Disease management; scalenus anticus syndrome; thoracic outlet syndrome
Cerebral venous sinus thrombosis (CVT) is a rare cerebrovascular disease with variable presentation. CVT rarely causes hydrocephalus. Communicating hydrocephalus due to CVT is extremely rare. We describe a patient of CVT presenting with chronic headache and communicating hydrocephalus. The patient was successfully treated with ventriculoperitoneal (VP) shunt. A 40 year old man presented with moderate to severe headache since six months and progressive visual loss since two months. Head Computed tomogram showed mild hydrocephalus without obstruction. Lumbar puncture (LP) demonstrated elevated pressure but was otherwise normal. Magnetic resonance venogram showed extensive CVT. Repeated CSF drainage and thecoperitoneal shunt did not relieve the severe headache hence a VP shunt was placed. Post shunt headache subsided with resolution of hydrocephalus. CVT can present as communicating hydrocephalus. Gradual reduction of intra-ventricular pressure by repeated LPs followed by VP shunt can safely treat hydrocephalus due to CVT.

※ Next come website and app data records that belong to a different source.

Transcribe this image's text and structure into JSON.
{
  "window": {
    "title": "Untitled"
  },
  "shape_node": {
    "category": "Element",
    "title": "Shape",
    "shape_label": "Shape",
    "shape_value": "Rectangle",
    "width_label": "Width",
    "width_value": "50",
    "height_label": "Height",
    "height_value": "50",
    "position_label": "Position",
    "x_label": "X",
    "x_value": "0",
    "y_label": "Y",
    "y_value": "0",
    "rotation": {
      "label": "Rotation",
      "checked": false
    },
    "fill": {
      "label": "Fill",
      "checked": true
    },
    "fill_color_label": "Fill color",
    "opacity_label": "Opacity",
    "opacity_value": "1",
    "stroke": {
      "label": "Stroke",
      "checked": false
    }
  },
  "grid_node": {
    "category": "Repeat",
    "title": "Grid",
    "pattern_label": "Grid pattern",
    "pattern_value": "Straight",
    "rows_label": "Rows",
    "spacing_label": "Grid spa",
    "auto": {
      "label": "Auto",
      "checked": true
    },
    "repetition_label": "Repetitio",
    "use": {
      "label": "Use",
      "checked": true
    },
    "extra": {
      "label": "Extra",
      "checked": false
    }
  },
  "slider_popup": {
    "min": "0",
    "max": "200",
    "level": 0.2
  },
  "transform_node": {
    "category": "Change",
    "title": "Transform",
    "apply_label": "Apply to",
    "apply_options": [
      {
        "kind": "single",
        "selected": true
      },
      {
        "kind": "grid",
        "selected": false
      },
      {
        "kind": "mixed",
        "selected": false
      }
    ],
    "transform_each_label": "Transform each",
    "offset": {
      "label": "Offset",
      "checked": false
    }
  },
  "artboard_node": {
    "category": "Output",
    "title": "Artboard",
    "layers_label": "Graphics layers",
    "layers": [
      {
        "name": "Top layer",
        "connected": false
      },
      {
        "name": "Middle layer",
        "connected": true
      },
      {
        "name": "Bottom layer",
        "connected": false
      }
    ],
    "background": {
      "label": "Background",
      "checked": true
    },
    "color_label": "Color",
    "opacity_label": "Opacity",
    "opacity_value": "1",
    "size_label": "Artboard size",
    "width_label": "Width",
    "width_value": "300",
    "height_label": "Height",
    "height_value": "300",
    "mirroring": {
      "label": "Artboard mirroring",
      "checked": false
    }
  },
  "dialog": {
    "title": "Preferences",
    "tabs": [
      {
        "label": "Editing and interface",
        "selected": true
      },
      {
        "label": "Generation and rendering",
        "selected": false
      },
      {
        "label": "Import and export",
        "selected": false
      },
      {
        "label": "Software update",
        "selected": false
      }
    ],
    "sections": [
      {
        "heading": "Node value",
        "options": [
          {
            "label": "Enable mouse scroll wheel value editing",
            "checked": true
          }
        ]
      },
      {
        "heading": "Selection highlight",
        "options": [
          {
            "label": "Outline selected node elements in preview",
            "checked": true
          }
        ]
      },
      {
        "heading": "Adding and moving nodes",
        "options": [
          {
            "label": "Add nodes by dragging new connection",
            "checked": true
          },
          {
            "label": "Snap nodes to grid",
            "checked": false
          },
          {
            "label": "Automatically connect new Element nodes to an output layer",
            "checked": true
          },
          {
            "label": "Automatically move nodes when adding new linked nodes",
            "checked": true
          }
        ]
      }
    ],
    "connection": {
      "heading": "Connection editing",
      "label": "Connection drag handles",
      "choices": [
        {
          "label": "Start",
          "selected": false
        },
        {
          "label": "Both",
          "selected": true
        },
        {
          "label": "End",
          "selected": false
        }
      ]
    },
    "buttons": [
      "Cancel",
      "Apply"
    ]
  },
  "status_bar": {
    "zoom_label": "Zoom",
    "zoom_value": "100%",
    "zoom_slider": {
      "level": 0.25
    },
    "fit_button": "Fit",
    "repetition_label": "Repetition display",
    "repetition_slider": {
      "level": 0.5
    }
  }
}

Cerebral venous sinus thrombosis; hydrocephalus; ventriculoperitoneal shunt
Subacute sclerosing panencephalitis (SSPE) is chronic encephalitis occurring after infection with measles virus. An 8-year-old boy presented with progressive behavioral changes, cognitive decline and myoclonic jerks, progressing to a bed bound state over 2 months. Magnetic resonance imaging (MRI) brain showed T2-weighted hyperintensities in the subcortical areas of the left occipital lobe and brachium of the inferior colliculus on both sides. EEG showed bilateral, synchronous periodic discharges. Serum/cerebrospinal fluid measles IgG titer was significantly positive. The overall features were suggestive of SSPE. MRI finding of bilateral inferior colliculus changes on MRI without significant involvement of other commonly involved areas suggests an uncommon/rare imaging pattern of SSPE.
Brachium of inferior colliculus; measles; subacute sclerosing panencephalitis
Disorders of lipid metabolism can cause variable clinical presentations, often involving skeletal muscle, alone or together with other tissues. A 19-year-old boy presented with a 2-year history of muscle pain, cramps, exercise intolerance and progressive weakness of proximal lower limbs. Examination revealed skeletal markers of Marfan syndrome in the form of increased arm span compared with height, Kyphoscoliois, moderate pectus excavatum, high arched palate and wrist sign. He also had mild neck flexor weakness and proximal lower limb weakness with areflexia. Pathologic findings revealed lipid-laden fine vacuoles in the muscle fibers. Possibility of carnitine deficiency myopathy was considered and the patient was started on carnitine and Co Q. The patient made remarkable clinical improvement over the next 2 months. This case is reported for rarity of the association of clinical markers of Marfan syndrome and lipid storage myopathy and sparse literature on lipid storage myopathy in the Indian context.
Carnitine deficiency myopathy; lipid storage myopathy; Marfan syndrome; muscle biopsy; neuromuscular diseases